She collects soil samples and dried plant materials and incorporates them directly into the work, making washes or rubbing a natural stain onto the paper, imbuing the work with a physical impression of the location of her walks.
“I’m interested in exploration, conservation, and human-wrought changes in the ecosystem—fragility and resiliencies,” Suzi mused.
She has watched the desert ecosystem change through many seasons, and witnessed the ravages of the 2011 Rock House fire that swept through the Davis Mountains over a decade ago. She incorporated burnt material from that wildfire into her work to illustrate the concept of loss and regeneration.
The world her art depicts is from her immediate surroundings—tiny plants observed during frequent walks and glimpses of wildlife she sees on her travels. She enlarges the subject matter to a scale at which they can no longer be ignored.
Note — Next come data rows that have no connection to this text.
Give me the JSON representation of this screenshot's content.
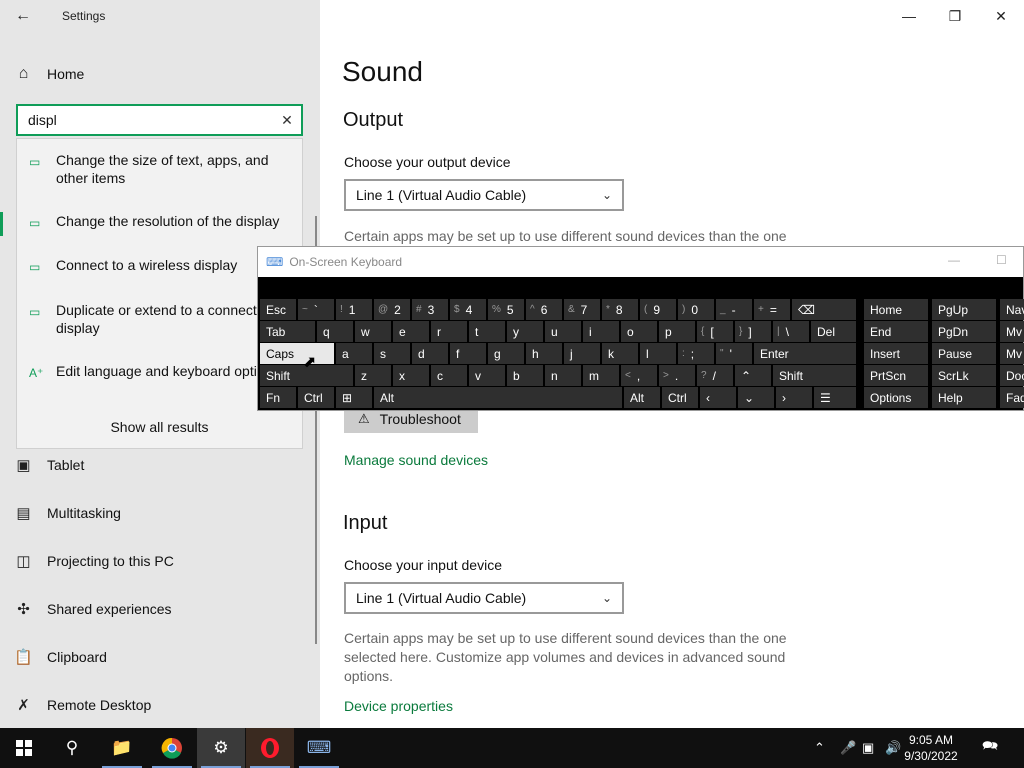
{
  "window": {
    "title": "Settings"
  },
  "sidebar": {
    "home": "Home",
    "search": {
      "value": "displ"
    },
    "suggestions": [
      "Change the size of text, apps, and other items",
      "Change the resolution of the display",
      "Connect to a wireless display",
      "Duplicate or extend to a connected display",
      "Edit language and keyboard options"
    ],
    "show_all": "Show all results",
    "items": [
      "Tablet",
      "Multitasking",
      "Projecting to this PC",
      "Shared experiences",
      "Clipboard",
      "Remote Desktop"
    ]
  },
  "main": {
    "title": "Sound",
    "output": {
      "heading": "Output",
      "label": "Choose your output device",
      "device": "Line 1 (Virtual Audio Cable)",
      "help": "Certain apps may be set up to use different sound devices than the one",
      "troubleshoot": "Troubleshoot",
      "manage": "Manage sound devices"
    },
    "input": {
      "heading": "Input",
      "label": "Choose your input device",
      "device": "Line 1 (Virtual Audio Cable)",
      "help": "Certain apps may be set up to use different sound devices than the one selected here. Customize app volumes and devices in advanced sound options.",
      "device_props": "Device properties"
    }
  },
  "osk": {
    "title": "On-Screen Keyboard",
    "keys": {
      "esc": "Esc",
      "tab": "Tab",
      "caps": "Caps",
      "shift": "Shift",
      "fn": "Fn",
      "ctrl": "Ctrl",
      "alt": "Alt",
      "del": "Del",
      "enter": "Enter",
      "shift_r": "Shift",
      "alt_r": "Alt",
      "ctrl_r": "Ctrl",
      "home": "Home",
      "pgup": "PgUp",
      "nav": "Nav",
      "end": "End",
      "pgdn": "PgDn",
      "mv1": "Mv",
      "insert": "Insert",
      "pause": "Pause",
      "mv2": "Mv",
      "prtscn": "PrtScn",
      "scrlk": "ScrLk",
      "dock": "Doc",
      "options": "Options",
      "help": "Help",
      "fade": "Fad"
    },
    "row1": [
      {
        "s": "~",
        "m": "`"
      },
      {
        "s": "!",
        "m": "1"
      },
      {
        "s": "@",
        "m": "2"
      },
      {
        "s": "#",
        "m": "3"
      },
      {
        "s": "$",
        "m": "4"
      },
      {
        "s": "%",
        "m": "5"
      },
      {
        "s": "^",
        "m": "6"
      },
      {
        "s": "&",
        "m": "7"
      },
      {
        "s": "*",
        "m": "8"
      },
      {
        "s": "(",
        "m": "9"
      },
      {
        "s": ")",
        "m": "0"
      },
      {
        "s": "_",
        "m": "-"
      },
      {
        "s": "+",
        "m": "="
      }
    ],
    "row2": [
      "q",
      "w",
      "e",
      "r",
      "t",
      "y",
      "u",
      "i",
      "o",
      "p"
    ],
    "row2b": [
      {
        "s": "{",
        "m": "["
      },
      {
        "s": "}",
        "m": "]"
      },
      {
        "s": "|",
        "m": "\\"
      }
    ],
    "row3": [
      "a",
      "s",
      "d",
      "f",
      "g",
      "h",
      "j",
      "k",
      "l"
    ],
    "row3b": [
      {
        "s": ":",
        "m": ";"
      },
      {
        "s": "\"",
        "m": "'"
      }
    ],
    "row4": [
      "z",
      "x",
      "c",
      "v",
      "b",
      "n",
      "m"
    ],
    "row4b": [
      {
        "s": "<",
        "m": ","
      },
      {
        "s": ">",
        "m": "."
      },
      {
        "s": "?",
        "m": "/"
      }
    ]
  },
  "taskbar": {
    "time": "9:05 AM",
    "date": "9/30/2022"
  }
}
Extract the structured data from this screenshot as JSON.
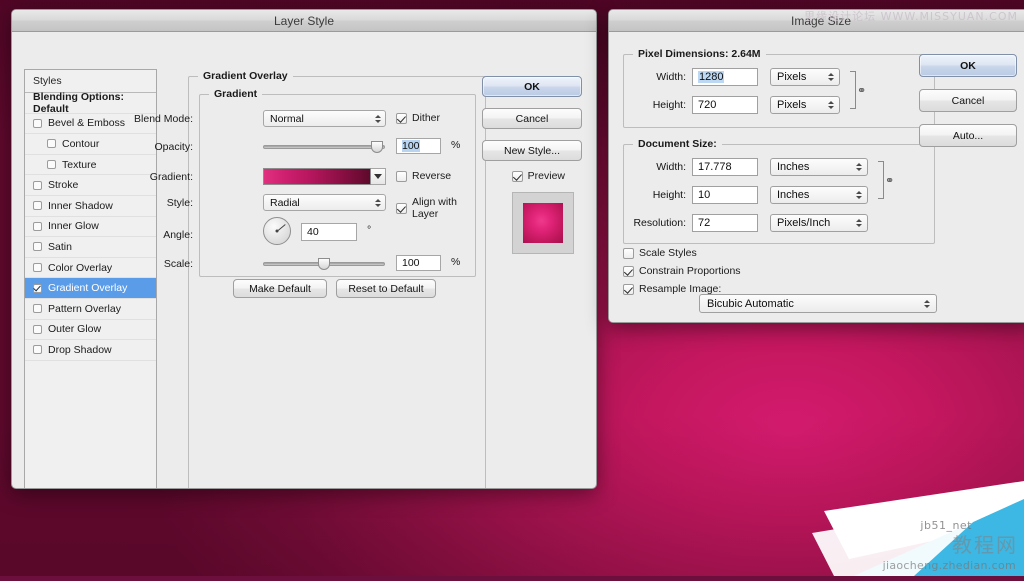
{
  "watermarks": {
    "top": "思缘设计论坛  WWW.MISSYUAN.COM",
    "jb51": "jb51_net",
    "cn": "教程网",
    "url": "jiaocheng.zhedian.com"
  },
  "layer_style": {
    "title": "Layer Style",
    "styles_panel": {
      "header": "Styles",
      "blending": "Blending Options: Default",
      "items": [
        {
          "label": "Bevel & Emboss",
          "checked": false,
          "indent": false,
          "selected": false
        },
        {
          "label": "Contour",
          "checked": false,
          "indent": true,
          "selected": false
        },
        {
          "label": "Texture",
          "checked": false,
          "indent": true,
          "selected": false
        },
        {
          "label": "Stroke",
          "checked": false,
          "indent": false,
          "selected": false
        },
        {
          "label": "Inner Shadow",
          "checked": false,
          "indent": false,
          "selected": false
        },
        {
          "label": "Inner Glow",
          "checked": false,
          "indent": false,
          "selected": false
        },
        {
          "label": "Satin",
          "checked": false,
          "indent": false,
          "selected": false
        },
        {
          "label": "Color Overlay",
          "checked": false,
          "indent": false,
          "selected": false
        },
        {
          "label": "Gradient Overlay",
          "checked": true,
          "indent": false,
          "selected": true
        },
        {
          "label": "Pattern Overlay",
          "checked": false,
          "indent": false,
          "selected": false
        },
        {
          "label": "Outer Glow",
          "checked": false,
          "indent": false,
          "selected": false
        },
        {
          "label": "Drop Shadow",
          "checked": false,
          "indent": false,
          "selected": false
        }
      ]
    },
    "panel": {
      "group_title": "Gradient Overlay",
      "inner_title": "Gradient",
      "blend_mode_label": "Blend Mode:",
      "blend_mode_value": "Normal",
      "dither_label": "Dither",
      "dither_checked": true,
      "opacity_label": "Opacity:",
      "opacity_value": "100",
      "opacity_unit": "%",
      "gradient_label": "Gradient:",
      "gradient_colors": "#e0307f to #5e0a2c",
      "reverse_label": "Reverse",
      "reverse_checked": false,
      "style_label": "Style:",
      "style_value": "Radial",
      "align_label": "Align with Layer",
      "align_checked": true,
      "angle_label": "Angle:",
      "angle_value": "40",
      "angle_unit": "°",
      "scale_label": "Scale:",
      "scale_value": "100",
      "scale_unit": "%",
      "make_default": "Make Default",
      "reset_default": "Reset to Default"
    },
    "buttons": {
      "ok": "OK",
      "cancel": "Cancel",
      "new_style": "New Style...",
      "preview_label": "Preview",
      "preview_checked": true
    }
  },
  "image_size": {
    "title": "Image Size",
    "pixel_dimensions": {
      "group_label": "Pixel Dimensions:  2.64M",
      "width_label": "Width:",
      "width_value": "1280",
      "width_unit": "Pixels",
      "height_label": "Height:",
      "height_value": "720",
      "height_unit": "Pixels"
    },
    "document_size": {
      "group_label": "Document Size:",
      "width_label": "Width:",
      "width_value": "17.778",
      "width_unit": "Inches",
      "height_label": "Height:",
      "height_value": "10",
      "height_unit": "Inches",
      "resolution_label": "Resolution:",
      "resolution_value": "72",
      "resolution_unit": "Pixels/Inch"
    },
    "options": {
      "scale_styles": "Scale Styles",
      "scale_styles_checked": false,
      "constrain": "Constrain Proportions",
      "constrain_checked": true,
      "resample": "Resample Image:",
      "resample_checked": true,
      "resample_method": "Bicubic Automatic"
    },
    "buttons": {
      "ok": "OK",
      "cancel": "Cancel",
      "auto": "Auto..."
    }
  }
}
A special source of inspiration is Madera Canyon, a lush and verdant oasis tucked away in the Davis Mountains of West Texas. The Nature Conservancy stewards a good portion of this land in permanent protection with conservation easements as part of the Davis Mountains Preserve, a sky-island refuge lifted up from the drier desert lowlands surrounding the range.
The Davis Mountains are bursting at the seams with ecological variety and abundance. It’s especially evident in Madera Canyon, where the wetter landscape and year-round springs host a large variety of flowering plants and wildlife. Altogether, the pine and oak woodlands of the Davis Mountains support an estimated 325 bird species, a dozen amphibians and over 50 reptiles.
Places like these are becoming increasingly rare across the state.
It’s the International Union for Conservation of Nature Red List, a giant list of endangered and disappearing animals, that worries Suzi, and that concern is transformed into homages to the living plants and animals of the delicate Chihuahuan Desert depicted in her drawings.
These works are layered and ethereal, reflecting an impermanence that Suzi hopes is only seasonal. A plant grows and dies, scattering its seed within a matter of months, but as long as its habitat is protected, its long-term future is, too.
“Artists provide a different way to look at what’s around them,” Suzi observed. With Suzi’s art, the desert’s quietest inhabitants float like spirited cheerleaders, champions for their own survival.
New works by Suzi will be on exhibit at the Centennial Museum located on the University of Texas at El Paso campus this September. To view more of Suzi’s portfolio, visit SuziDavidoff.com.